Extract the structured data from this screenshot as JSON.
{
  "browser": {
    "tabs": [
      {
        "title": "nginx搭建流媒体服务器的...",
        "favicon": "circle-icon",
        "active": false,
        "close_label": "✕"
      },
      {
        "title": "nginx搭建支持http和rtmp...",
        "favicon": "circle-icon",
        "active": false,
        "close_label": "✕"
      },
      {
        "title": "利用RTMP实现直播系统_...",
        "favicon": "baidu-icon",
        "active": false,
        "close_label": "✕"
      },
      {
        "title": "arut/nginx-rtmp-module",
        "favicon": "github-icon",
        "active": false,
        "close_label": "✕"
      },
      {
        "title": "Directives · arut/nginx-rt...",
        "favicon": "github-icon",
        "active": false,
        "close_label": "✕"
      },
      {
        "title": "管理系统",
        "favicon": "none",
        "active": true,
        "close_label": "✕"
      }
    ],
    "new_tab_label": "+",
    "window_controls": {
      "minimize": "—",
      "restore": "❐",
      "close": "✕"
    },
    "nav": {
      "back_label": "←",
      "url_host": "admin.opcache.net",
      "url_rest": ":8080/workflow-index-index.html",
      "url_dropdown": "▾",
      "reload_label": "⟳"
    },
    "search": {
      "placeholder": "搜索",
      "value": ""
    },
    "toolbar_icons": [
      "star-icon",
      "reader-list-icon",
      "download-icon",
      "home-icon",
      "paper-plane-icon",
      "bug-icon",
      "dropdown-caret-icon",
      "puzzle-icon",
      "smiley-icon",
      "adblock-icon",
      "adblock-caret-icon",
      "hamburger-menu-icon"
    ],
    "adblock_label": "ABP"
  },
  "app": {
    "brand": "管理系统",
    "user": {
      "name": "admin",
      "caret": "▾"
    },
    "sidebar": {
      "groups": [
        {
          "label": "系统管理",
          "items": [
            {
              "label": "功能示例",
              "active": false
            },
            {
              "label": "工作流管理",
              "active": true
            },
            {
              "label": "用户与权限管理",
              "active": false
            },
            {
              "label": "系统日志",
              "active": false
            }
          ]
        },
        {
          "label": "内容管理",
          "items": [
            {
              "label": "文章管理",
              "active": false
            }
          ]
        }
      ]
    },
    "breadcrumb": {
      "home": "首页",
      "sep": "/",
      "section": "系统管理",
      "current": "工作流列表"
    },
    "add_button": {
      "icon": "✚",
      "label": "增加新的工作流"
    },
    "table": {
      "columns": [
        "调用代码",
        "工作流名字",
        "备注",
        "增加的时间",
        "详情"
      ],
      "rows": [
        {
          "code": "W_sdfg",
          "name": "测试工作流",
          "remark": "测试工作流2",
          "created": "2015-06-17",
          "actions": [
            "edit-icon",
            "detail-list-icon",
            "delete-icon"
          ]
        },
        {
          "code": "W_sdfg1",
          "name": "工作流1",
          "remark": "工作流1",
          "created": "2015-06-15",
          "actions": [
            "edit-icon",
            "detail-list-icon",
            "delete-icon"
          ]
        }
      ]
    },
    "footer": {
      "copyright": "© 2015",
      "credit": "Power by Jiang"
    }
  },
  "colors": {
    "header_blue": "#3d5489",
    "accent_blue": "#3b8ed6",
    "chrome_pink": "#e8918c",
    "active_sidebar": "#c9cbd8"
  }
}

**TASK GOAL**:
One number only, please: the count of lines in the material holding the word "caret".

**ANSWER SPACE**:
3